Medical would lay off some nurses by eliminating overnight urgent care and the inpatient unit, but Director of MIT Medical William M. Kettyle said he could not provide an estimate of exactly how many nurses would lose their jobs or how much money Medical would save.

Data collected by Medical in 2009 shows that only 2.6 percent of urgent care visits occurred between the hours of 11 p.m. and 7 a.m.

Of these visits, “many...are for convenience, not clinical emergencies,” according the Medical website. And, on average, only 10 percent of beds in the inpatient unit were filled at once.

Kettyle said the changes would be rolled out gradually: Nurses would start to provide Community Care Center services during the fall of 2010 before the inpatient unit and overnight urgent care close in order to assess the efficacy of the new system before fully committing to it.

The new system will likely be “a way of taking advantage of what’s available that’s in operation 24-7 and making best use of facilities while still providing on-campus service,” Kettyle said. The changes would allow Medical to “maximiz[e] resource utilization,” he said.

More resources would be allocated to following up with patients, Kettyle said, by “work[ing] closely with housemasters, residential advisors, Housing, Dining Services, and other campus resources to make sure that sick students in dorms and FSILGs are getting appropriate monitoring and care” and provide optional house visits, at the student’s discretion.

“Sometimes connecting the dots for students is a bit of a challenge,” said Clinical Director for Campus Life Maryanne Kirkbride. By expanding the current care management program, Medical will more likely be able to monitor and accommodate student recovery and health, she said.

Kettyle said the cost of visiting off-campus hospitals would stay the same for students using the MIT Student Extended Insurance Plan.

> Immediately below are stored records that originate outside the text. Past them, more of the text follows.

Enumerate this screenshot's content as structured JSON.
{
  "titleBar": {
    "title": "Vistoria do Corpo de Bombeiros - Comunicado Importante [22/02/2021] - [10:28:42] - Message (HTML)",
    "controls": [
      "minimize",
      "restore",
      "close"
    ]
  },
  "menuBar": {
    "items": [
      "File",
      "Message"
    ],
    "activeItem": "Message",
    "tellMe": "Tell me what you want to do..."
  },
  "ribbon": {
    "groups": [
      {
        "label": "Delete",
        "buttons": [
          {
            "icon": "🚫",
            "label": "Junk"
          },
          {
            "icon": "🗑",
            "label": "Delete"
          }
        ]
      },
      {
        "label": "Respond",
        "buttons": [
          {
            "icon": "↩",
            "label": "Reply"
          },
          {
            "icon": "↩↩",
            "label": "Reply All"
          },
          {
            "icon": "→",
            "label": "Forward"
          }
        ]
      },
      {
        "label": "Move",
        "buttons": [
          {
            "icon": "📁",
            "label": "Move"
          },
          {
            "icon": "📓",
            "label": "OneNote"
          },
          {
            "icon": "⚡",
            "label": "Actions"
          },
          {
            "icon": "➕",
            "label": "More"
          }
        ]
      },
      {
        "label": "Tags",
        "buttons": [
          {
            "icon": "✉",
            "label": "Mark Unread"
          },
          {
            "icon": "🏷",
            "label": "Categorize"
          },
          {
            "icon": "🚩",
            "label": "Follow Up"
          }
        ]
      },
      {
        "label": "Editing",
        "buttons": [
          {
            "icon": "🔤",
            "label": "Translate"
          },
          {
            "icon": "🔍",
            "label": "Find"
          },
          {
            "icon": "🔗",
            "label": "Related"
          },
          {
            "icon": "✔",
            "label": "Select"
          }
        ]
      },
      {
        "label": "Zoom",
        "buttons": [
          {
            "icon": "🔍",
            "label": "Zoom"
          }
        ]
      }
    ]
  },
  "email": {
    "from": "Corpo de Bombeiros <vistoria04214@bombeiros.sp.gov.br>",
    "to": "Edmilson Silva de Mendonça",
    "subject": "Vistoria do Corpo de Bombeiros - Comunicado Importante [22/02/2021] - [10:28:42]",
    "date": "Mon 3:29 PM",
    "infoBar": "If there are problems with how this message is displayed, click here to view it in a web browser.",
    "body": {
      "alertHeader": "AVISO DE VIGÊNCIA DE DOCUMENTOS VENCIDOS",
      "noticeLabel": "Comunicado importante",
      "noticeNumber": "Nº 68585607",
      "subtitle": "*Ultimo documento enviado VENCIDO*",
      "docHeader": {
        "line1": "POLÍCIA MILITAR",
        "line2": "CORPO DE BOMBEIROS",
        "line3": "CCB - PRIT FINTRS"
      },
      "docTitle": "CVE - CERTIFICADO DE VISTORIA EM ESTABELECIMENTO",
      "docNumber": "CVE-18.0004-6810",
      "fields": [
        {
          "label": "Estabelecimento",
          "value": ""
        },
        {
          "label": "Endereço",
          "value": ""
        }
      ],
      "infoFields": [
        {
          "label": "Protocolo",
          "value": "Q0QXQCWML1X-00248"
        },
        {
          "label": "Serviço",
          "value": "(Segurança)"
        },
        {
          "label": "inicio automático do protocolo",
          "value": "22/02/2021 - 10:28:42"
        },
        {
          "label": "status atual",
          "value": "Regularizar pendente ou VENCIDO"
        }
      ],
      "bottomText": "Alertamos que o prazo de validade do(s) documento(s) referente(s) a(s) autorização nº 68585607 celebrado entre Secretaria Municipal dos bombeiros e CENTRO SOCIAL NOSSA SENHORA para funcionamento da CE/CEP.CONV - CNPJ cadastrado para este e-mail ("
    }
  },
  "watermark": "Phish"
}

Student directed to local hospitals during overnight hours, however, will be under the jurisdiction of the hospital’s confidentially policy rather than Medical’s.